◆ Required work: Check the records below line by line, and report how many lines include the string "Hoch". No other words are needed.

↓↓↓

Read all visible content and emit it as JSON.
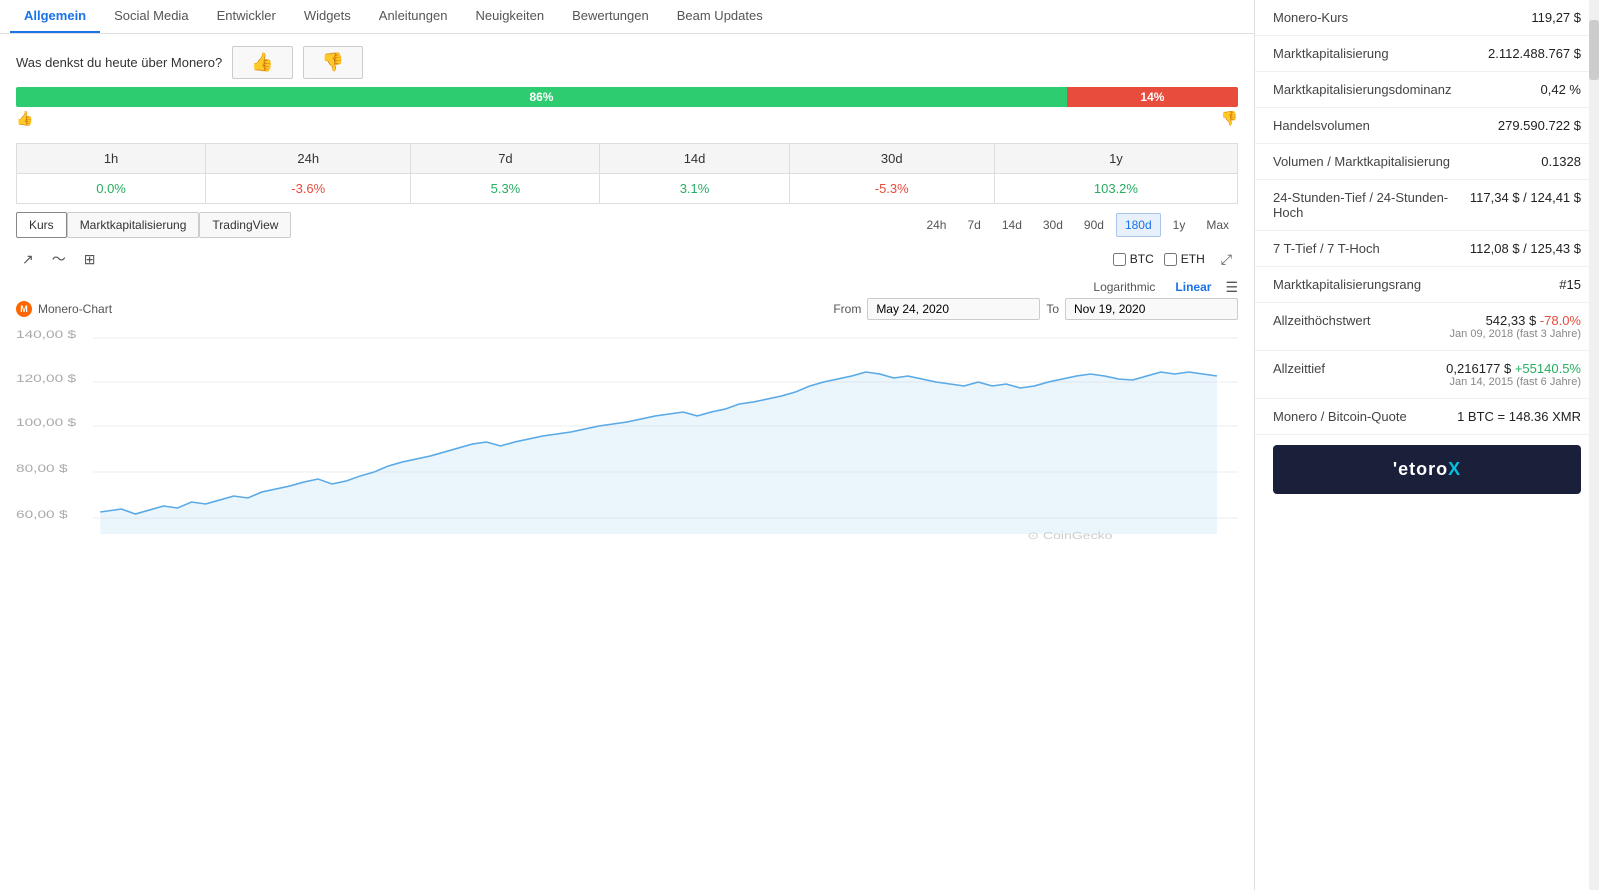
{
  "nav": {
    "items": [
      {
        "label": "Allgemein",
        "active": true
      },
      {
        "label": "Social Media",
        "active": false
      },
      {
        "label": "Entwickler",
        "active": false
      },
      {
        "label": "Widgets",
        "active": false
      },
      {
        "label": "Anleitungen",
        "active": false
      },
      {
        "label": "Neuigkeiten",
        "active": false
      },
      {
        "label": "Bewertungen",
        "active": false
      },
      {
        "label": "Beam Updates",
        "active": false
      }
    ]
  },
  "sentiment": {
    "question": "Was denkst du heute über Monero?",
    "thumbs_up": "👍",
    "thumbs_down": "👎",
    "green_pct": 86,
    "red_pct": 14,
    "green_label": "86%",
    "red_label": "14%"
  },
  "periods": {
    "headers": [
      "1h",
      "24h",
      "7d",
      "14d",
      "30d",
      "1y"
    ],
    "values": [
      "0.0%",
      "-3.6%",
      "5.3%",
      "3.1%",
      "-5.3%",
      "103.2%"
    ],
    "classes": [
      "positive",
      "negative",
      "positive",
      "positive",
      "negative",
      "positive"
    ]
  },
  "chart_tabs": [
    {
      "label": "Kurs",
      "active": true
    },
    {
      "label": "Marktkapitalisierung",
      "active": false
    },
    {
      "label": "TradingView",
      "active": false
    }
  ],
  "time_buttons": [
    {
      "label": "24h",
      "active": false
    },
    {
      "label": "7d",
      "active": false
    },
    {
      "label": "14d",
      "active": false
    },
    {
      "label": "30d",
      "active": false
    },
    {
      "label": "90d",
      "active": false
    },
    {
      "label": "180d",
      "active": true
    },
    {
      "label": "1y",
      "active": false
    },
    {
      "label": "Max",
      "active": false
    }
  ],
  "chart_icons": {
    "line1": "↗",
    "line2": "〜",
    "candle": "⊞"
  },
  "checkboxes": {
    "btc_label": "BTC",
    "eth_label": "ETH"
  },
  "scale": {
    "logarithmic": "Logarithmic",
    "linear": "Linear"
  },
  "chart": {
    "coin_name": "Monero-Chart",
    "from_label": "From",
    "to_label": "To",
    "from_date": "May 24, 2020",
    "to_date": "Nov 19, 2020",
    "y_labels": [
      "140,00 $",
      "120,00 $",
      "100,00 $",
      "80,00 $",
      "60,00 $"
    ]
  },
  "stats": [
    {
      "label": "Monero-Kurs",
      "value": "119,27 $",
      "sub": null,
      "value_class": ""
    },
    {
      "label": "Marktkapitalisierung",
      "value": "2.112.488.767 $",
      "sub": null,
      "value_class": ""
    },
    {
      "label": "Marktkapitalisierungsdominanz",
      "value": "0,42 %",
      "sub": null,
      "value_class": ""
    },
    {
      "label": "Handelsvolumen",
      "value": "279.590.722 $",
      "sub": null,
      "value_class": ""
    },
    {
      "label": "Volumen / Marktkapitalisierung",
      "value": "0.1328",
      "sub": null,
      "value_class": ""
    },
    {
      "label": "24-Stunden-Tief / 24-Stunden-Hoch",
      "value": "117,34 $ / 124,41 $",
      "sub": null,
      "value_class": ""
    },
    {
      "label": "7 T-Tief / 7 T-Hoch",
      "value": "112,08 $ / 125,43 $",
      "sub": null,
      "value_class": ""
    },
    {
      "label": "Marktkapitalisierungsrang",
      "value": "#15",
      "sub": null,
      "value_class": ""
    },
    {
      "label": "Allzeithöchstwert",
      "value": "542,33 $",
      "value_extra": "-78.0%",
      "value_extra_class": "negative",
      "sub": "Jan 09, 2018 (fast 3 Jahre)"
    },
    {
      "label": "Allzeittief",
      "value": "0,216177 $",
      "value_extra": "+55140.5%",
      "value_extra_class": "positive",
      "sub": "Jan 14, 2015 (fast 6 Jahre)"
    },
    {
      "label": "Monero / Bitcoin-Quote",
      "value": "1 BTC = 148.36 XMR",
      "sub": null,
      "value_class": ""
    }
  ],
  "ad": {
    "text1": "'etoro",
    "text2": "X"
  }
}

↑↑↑

◆ Worked solution: 2